Citation: Olejnik DA, Muijres FT, Karásek M, Honfi Camilo L, De Wagter C and de Croon GC (2022) Flying Into the Wind: Insects and Bio-Inspired Micro-Air-Vehicles With a Wing-Stroke Dihedral Steer Passively Into Wind-Gusts. Front. Robot. AI 9:820363. doi: 10.3389/frobt.2022.820363

Received: 22 November 2021; Accepted: 31 January 2022;
Published: 24 February 2022.

Edited by:

Sridhar Ravi, University of New South Wales, Australia

Reviewed by:

Hoang Vu Phan, Swiss Federal Institute of Technology Lausanne, Switzerland
Jorn Cheney, Royal Veterinary College (RVC), United Kingdom
Abdulghani Mohamed, RMIT University, Australia

Copyright © 2022 Olejnik, Muijres, Karásek, Honfi Camilo, De Wagter and de Croon. This is an open-access article distributed under the terms of the Creative Commons Attribution License (CC BY). The use, distribution or reproduction in other forums is permitted, provided the original author(s) and the copyright owner(s) are credited and that the original publication in this journal is cited, in accordance with accepted academic practice.

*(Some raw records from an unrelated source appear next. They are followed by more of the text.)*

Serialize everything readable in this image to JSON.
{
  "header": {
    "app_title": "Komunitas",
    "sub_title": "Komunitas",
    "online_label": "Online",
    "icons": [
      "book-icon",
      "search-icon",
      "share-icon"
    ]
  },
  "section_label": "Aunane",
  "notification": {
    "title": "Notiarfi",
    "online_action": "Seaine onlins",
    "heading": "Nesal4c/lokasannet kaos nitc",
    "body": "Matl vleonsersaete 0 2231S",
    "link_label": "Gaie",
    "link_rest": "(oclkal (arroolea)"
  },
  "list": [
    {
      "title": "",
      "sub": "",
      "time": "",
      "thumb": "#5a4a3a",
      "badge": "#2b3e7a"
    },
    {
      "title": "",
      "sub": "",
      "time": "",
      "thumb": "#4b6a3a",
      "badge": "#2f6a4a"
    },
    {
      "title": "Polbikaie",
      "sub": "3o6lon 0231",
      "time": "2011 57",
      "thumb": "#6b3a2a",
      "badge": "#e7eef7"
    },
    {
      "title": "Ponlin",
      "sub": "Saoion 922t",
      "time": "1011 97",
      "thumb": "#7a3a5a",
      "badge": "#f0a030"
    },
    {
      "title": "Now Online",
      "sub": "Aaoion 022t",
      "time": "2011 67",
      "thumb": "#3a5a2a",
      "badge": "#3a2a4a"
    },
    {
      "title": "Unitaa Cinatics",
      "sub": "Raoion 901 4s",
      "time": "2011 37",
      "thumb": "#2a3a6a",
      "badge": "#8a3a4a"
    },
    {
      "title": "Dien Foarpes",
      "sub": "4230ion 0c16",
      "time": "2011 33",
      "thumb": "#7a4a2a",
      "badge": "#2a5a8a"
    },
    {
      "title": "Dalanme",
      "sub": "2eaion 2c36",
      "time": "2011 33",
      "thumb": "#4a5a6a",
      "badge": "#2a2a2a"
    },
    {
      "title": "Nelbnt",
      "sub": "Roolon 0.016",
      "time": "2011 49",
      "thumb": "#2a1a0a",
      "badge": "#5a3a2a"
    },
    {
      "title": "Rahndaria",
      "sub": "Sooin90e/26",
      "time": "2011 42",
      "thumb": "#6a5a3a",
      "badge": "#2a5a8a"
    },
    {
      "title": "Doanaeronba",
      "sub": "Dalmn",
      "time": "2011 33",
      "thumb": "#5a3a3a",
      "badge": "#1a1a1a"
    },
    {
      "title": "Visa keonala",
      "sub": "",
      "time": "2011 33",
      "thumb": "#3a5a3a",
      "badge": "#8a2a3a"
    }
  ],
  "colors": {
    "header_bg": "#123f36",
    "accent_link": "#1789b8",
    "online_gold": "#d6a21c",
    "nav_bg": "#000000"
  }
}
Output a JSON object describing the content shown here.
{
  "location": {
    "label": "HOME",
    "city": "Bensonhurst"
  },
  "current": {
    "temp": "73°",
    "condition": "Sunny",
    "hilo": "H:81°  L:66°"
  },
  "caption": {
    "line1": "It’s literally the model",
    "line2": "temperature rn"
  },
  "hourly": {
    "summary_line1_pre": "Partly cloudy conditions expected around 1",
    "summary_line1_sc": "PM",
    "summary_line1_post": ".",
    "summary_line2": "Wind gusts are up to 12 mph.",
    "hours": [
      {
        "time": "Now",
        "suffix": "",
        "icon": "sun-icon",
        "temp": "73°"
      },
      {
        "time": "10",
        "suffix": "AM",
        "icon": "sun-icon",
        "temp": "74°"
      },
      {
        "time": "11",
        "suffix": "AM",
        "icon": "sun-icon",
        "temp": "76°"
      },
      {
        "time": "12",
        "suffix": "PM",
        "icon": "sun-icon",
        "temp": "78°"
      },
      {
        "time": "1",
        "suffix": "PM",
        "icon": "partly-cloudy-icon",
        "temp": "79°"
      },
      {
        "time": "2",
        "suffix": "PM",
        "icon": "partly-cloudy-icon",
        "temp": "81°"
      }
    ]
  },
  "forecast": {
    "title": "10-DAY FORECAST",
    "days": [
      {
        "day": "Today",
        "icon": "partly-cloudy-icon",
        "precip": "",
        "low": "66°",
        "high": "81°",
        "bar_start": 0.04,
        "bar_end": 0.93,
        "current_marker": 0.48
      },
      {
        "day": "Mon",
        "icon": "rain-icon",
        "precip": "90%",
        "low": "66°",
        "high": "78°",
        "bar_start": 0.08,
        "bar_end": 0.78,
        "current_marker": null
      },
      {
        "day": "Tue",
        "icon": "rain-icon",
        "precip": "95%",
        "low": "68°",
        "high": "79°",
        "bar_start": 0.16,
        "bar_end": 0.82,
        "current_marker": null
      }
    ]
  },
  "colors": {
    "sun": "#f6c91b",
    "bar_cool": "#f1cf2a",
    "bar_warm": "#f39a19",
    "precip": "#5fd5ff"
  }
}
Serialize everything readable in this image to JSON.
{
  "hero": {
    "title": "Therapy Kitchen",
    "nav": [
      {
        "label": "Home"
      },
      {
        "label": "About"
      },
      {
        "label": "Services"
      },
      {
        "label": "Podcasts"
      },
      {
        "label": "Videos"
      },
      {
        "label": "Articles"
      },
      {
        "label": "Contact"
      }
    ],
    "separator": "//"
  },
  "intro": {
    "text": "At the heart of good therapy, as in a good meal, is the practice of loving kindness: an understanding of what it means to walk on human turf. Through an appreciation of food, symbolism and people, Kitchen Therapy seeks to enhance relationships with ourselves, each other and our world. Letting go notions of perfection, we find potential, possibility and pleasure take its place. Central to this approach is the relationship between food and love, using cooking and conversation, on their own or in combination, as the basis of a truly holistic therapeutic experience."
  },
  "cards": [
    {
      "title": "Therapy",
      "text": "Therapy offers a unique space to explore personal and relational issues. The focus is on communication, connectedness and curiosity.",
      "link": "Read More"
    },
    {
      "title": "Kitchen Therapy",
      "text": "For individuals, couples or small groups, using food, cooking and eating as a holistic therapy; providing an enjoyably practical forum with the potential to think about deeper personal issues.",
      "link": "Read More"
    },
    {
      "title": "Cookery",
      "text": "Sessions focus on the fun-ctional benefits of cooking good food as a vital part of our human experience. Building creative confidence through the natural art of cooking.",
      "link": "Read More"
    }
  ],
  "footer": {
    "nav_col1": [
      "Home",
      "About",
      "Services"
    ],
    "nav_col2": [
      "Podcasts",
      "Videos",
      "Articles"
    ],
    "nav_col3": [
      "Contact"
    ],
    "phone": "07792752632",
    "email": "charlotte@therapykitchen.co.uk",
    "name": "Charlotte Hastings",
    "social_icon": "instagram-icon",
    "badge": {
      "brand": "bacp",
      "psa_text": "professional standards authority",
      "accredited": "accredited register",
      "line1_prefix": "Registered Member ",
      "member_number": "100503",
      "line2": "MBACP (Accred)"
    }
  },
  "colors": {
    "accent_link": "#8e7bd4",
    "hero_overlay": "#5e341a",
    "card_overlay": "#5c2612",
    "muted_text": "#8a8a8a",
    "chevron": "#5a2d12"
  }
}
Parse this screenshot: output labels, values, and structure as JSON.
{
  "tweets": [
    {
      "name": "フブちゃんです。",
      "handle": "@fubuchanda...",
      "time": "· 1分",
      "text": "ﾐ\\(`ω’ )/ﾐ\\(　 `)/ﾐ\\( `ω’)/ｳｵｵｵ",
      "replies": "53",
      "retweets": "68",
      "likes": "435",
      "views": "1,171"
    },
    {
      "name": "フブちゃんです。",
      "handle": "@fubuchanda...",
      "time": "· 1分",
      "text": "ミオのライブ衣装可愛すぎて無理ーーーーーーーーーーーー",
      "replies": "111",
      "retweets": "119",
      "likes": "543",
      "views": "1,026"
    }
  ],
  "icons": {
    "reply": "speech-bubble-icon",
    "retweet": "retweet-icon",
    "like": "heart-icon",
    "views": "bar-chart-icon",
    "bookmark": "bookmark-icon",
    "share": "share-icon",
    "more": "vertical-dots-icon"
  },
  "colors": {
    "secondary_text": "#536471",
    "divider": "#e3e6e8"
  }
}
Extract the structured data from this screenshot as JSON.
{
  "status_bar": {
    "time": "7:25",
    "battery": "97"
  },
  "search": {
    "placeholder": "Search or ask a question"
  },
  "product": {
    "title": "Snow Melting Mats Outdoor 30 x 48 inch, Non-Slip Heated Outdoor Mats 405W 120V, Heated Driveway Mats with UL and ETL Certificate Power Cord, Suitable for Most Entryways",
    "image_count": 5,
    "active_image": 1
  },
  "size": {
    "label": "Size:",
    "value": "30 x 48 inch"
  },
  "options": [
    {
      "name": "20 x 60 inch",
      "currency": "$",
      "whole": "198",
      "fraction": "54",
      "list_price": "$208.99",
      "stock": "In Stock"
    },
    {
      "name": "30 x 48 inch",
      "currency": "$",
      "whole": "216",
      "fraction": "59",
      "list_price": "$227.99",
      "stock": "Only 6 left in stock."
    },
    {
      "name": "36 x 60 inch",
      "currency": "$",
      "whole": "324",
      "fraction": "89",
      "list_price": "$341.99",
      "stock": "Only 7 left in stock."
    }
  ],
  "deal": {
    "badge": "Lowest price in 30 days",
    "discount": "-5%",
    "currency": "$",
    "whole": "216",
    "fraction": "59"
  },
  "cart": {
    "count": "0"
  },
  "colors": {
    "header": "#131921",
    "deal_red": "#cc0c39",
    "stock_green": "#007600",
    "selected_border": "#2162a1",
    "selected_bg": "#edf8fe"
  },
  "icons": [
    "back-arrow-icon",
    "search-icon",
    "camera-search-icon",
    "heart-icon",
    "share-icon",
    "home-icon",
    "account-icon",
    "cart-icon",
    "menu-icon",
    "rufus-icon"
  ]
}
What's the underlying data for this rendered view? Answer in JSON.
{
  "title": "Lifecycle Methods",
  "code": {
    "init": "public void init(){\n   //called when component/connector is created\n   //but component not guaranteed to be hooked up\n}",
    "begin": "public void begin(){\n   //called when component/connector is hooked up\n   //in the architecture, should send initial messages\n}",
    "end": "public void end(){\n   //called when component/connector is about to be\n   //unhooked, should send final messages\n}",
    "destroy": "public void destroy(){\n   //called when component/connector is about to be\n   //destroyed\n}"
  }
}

No use, distribution or reproduction is permitted which does not comply with these terms.

*Correspondence: Diana A. Olejnik,